The Oil Spill Response Operations program encompasses monitoring and reporting activities related to the operational readiness of oil spill response personnel, equipment, and organization of the trans-Alaskan pipeline shipping industry. This program monitors oil spill incidents within Prince William Sound and evaluates response readiness. It is also responsible for writing and implementing the council’s Incident Response Plan.
Oil Spill Response Operations Projects
Please see links in the sidebar for more information on projects within this program.
Recent Oil Spill Response News:
The council has identified some areas of concern with the design of the new escort and general purpose tugs under construction by Edison Chouest Offshore for use in Prince William Sound. These concerns and recommendations result from a council-commissioned analysis of the tugs by Robert Allan Ltd., a naval architecture and marine engineering company. Edison Chouest Offshore is taking over the marine services contract for Alyeska Pipeline Service Company in the summer of 2018. Crowley Maritime has held the contract since the creation of Alyeska’s Ship Escort/Response Vessel System after the Exxon Valdez oil spill. The services provided under this contract include escort tugs, general purpose tugs, oil recovery storage barges, and associated personnel, all of which are key oil spill prevention and response assets for the Valdez Marine Terminal and associated oil tankers operating in Prince William Sound. Robert Allan Ltd. was contracted by the council to review and evaluate drawings and other vessel design materials provided by Alyeska Pipeline Service Company. This review includes information that was provided to the council as of December 14, 2016. Print PDF
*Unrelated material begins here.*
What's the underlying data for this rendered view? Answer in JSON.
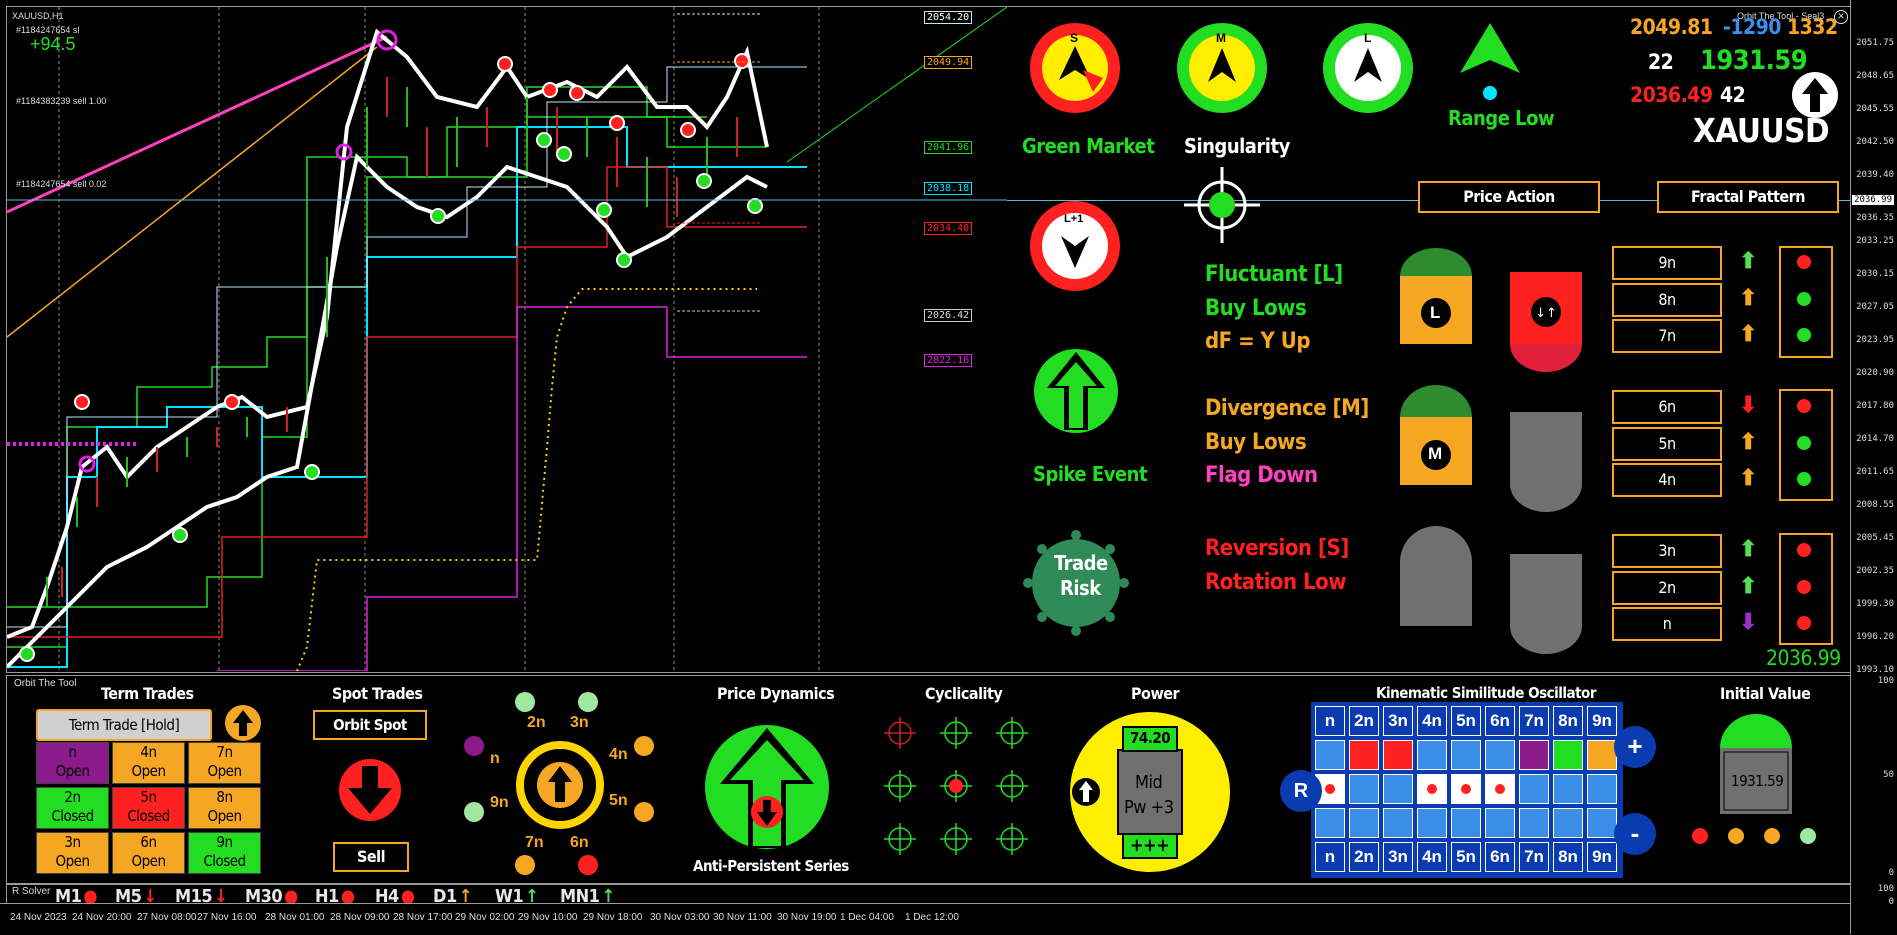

Council conducting independent review of vessel designs By July of 2018, Edison Chouest Offshore, or ECO, of Louisiana will be the marine services contractor for oil tankers and the terminal in Prince William Sound. Until then, Alyeska and ECO will be working with Crowley Maritime, the contractor who currently provides those services, on a smooth transition between the two contractors. These services include escort tugs, general purpose tugs, oil recovery storage barges and associated personnel, all of which are key oil spill prevention and response assets for Prince William Sound. For instance, two state-of-the-art escort tugs accompany every laden tanker that leaves Port Valdez. One tug is tethered through the confined waterway called the Valdez Narrows, and one tug stands by at Hinchinbrook Entrance until the tanker is 17 miles into the Gulf of Alaska. The primary responsibility of these escort tugs is to rescue or “save” a tanker that may experience problems and prevent oil from spilling, and initiate response efforts should these prevention measures fail. Print PDF … Continue reading
Recent council concerns about a proposed change to Alaska’s spill response plan have been alleviated for now. However, the council is following a new proposal that also has the potential to affect stakeholder input. In a letter to the council on September 1, the Alaska Department of Environmental Conservation, or ADEC, announced that its proposal to change the Regional Stakeholder Committee had been withdrawn. The Regional Stakeholder Committee is a vital tool for public involvement during oil spills, and has been effective for communication during spill drills and exercises in Prince William Sound for over a decade. Early in 2016, the Alaska Regional Response Team, or ARRT, a group made up of 15 different federal and state agencies that share responsibilities for managing oil and chemical spill responses in Alaska, proposed changes that could have reduced the council’s, and the public’s, access to important information about a spill. The change would also have reduced citizens’ input to spill response leaders. Involving citizens was recognized by Congress and Alaskans as an important aspect in oil-spill laws and regulations that were overhauled after the Exxon spill. During the public comment period that followed, the council and several local communities and organizations supported keeping the committee as it was, rather than splitting stakeholders into two groups. One of the new groups, which would have included the council, would have received far less information and access to decision-makers than the other. ADEC stated that the workgroup that put the proposal forward met on August 31, at which time a determination was made to withdraw the proposal. Print PDF … Continue reading
By Lisa Matlock Outreach Coordinator I was a Homer resident for five years. Each spring I watched a fleet of fishing boats carrying noisy, funny-looking machines and pulling long orange and yellow lines around in circles near the Spit. I can remember asking, “What are they doing out there?” The answer was always, “Oh, that’s just SERVS training.” I never learned more than that until my first year with the council when I had the opportunity to observe that training personally. For two days, I participated in classroom training with a group of fishermen and other mariners about spill safety, oil spill tactics, wildlife protection, and Geographic Response Strategies for sensitive areas. I learned about different types of hydraulic power packs, skimmers, and oil containment boom. Print PDF … Continue reading